The main story of Lego Dimensions is actually pretty lengthy by the standards of the series, with the franchise hopping creating a natural sense of variety as you go through. A lot of the value comes from the ‘adventure worlds’ which are accessed separately from the main campaign. These are small open worlds set within each franchise, where you can gather collectibles, rebuild the world using studs and complete missions. You access these by placing a character from that franchise on the Dimensional Portal, so with the Starter Pack you have access to the DC, Lord of the Rings and Lego Movie worlds. These are simple but fun little additions, although exploring them is a bit frustrating as over half of each world’s puzzles require characters I don’t own and never intend to own. It would have been nice if each adventure world was self contained for powers from the characters from that franchise as ultimately I was only able to scratch the surface. Although I’ll review it separately, at time I writing I have played the Portal Expansion and found this to be less of a problem here, so maybe this is primarily an issue with the Starter Pack.
I don’t really know how Lego were able to acquire all of these rights, with voice actors and music intact, but they did. The fact that it’s actually Peter Capaldi playing the Doctor, or Christopher Lloyd as Emmet Brown or Elizabeth Banks as Wyldstyle really helps to build the epic crossover feel that this game is going for. For me though, the Portal cast steal the show, with Ellen McClain and Stephen Merchant back on fine form as GLaDOS and Wheatley. I forgot how much I love these characters and Lego Dimensions captures them perfectly. The use of franchise music is good too, from the lovely Lord of the Rings Shire tune to Ray Parker Jr’s Ghostbusters to the iconic Back to the Future theme when the DeLorean shows up. It’s all capped of with a new Jonathan Coulton GLaDOS song. The only franchise that really let me down was The Simpsons, which had no new voice recordings or even the rights to the theme music. I love The Simpsons and this was pretty disappointing; there’s pretty much zero chance I’ll ever buy any of The Simpson’s expansions now.
The question of Lego Dimensions is one of value. Can I confidently claim that there is £70 worth of game here? I’m not so sure; I got this game as a very generous Christmas present so I’m not sure how I’d feel if I’d plonked down that much money myself for this experience.

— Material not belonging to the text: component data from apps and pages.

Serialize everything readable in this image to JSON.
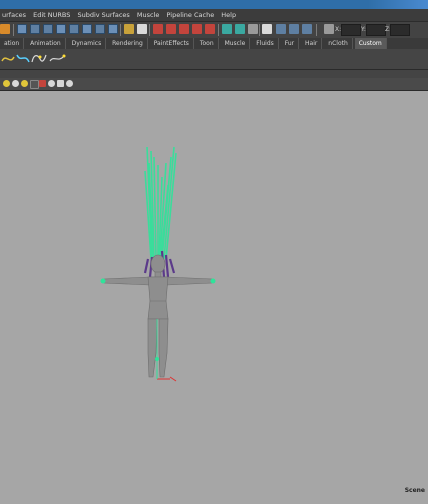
{
  "menubar": {
    "items": [
      "urfaces",
      "Edit NURBS",
      "Subdiv Surfaces",
      "Muscle",
      "Pipeline Cache",
      "Help"
    ]
  },
  "statusline": {
    "x_label": "X:",
    "y_label": "Y:",
    "z_label": "Z:"
  },
  "shelf": {
    "tabs": [
      "ation",
      "Animation",
      "Dynamics",
      "Rendering",
      "PaintEffects",
      "Toon",
      "Muscle",
      "Fluids",
      "Fur",
      "Hair",
      "nCloth",
      "Custom"
    ],
    "active_tab": "Custom"
  },
  "viewport": {
    "camera_label": "Scene"
  },
  "colors": {
    "accent_green": "#2fe39a",
    "joint_purple": "#5b3a8a",
    "mesh_gray": "#8e8e8e",
    "viewport_bg": "#a6a6a6"
  }
}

All I can say is that I had a lovely time with it. At present, I only plan on playing the Portal and Doctor Who expansions, although I may go for Ghostbusters too if reviews are good.